  • Fear is heavy. I’ve overpacked my bike just because I thought I will neet that extra gear. The race has proved that a lot of it I didn’t used. Instead of heavy tent, use warmer sleeping bag. Sleep under shelters.
  • Minimize contact with other people. Your immune system is weakened, you could easily catch sickness that you normaly wouldn’t. Wash your hands often.
  • Even when chamois padded pants are not cool, wear them. It can prevent you from quitting prematurely.
  • Learn how to tape the joints, prone for cycling related pain. At least knees and neck.
  • Use salt pills, collagen, protein and vitamin C they really work.
  • Eat often. Even when you are not hungry. Eat like if it is your full time job. The same applies for water. Never miss a stream without refilling.
  • Don’t waste your time. Most of the time was spent on th rests and accomodation detours. It is a race, not a wellness tour. You will never catch up that time you’ve wasted when you were off the bike. This wasted time will be only thing to regret at the end.

The biggest takeaway from the race is that whenever you think you are too tired and you mind forces you to slow down, you are only at the 40% of your full potential.

If this discovery was the only thing I’ve learned at Slovakia Divide 2021 race, it was definitely worth it.

Last words

I am thankful to Ales Tajtak and his crew for assembling such a route. It was stunning and challenging. I’ve seen the parts of Slovakia I’ve never been to. It would also take me a long time to find such a great riding that is fully legal on my own. With all those park restrictions in Slovakia, it is not easy to have fun in the backcountry while not breaking the law. Also, I’ve enjoyed the family spirit that was recognizable at the finish. Ales have taken care of all beaten bikers who have made it to the finish. You will not have this luxury at the Tour Divide.

I am thankful to Vlado Hucko and Devonic Bikes for constructing the bikepacking specific hardtail I’ve been racing on. This bike is called Devonic Divide and is already fully tested and ready to roll. You can buy the frame at as one of the first bunch.

The Slovakia Divide has started a new era in my life. Riding my bike across the world, self supported is what occupies a big part of my brain working memory.
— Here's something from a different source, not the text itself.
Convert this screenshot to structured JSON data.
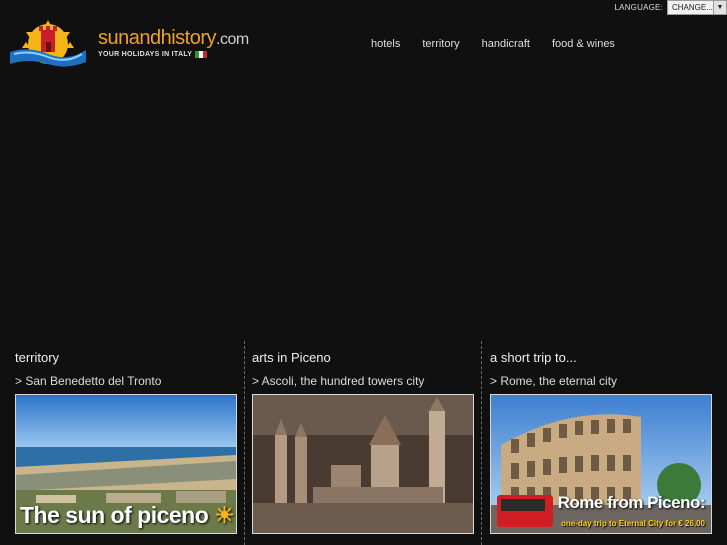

Therefore I’ve already set another objective: Racing the Tour Divide Race in June 2022 under 20 days. 4418 kilometres, 61000 meters vertical, fully self-supported from Banff Alberta to Antelope Wells, Mexico.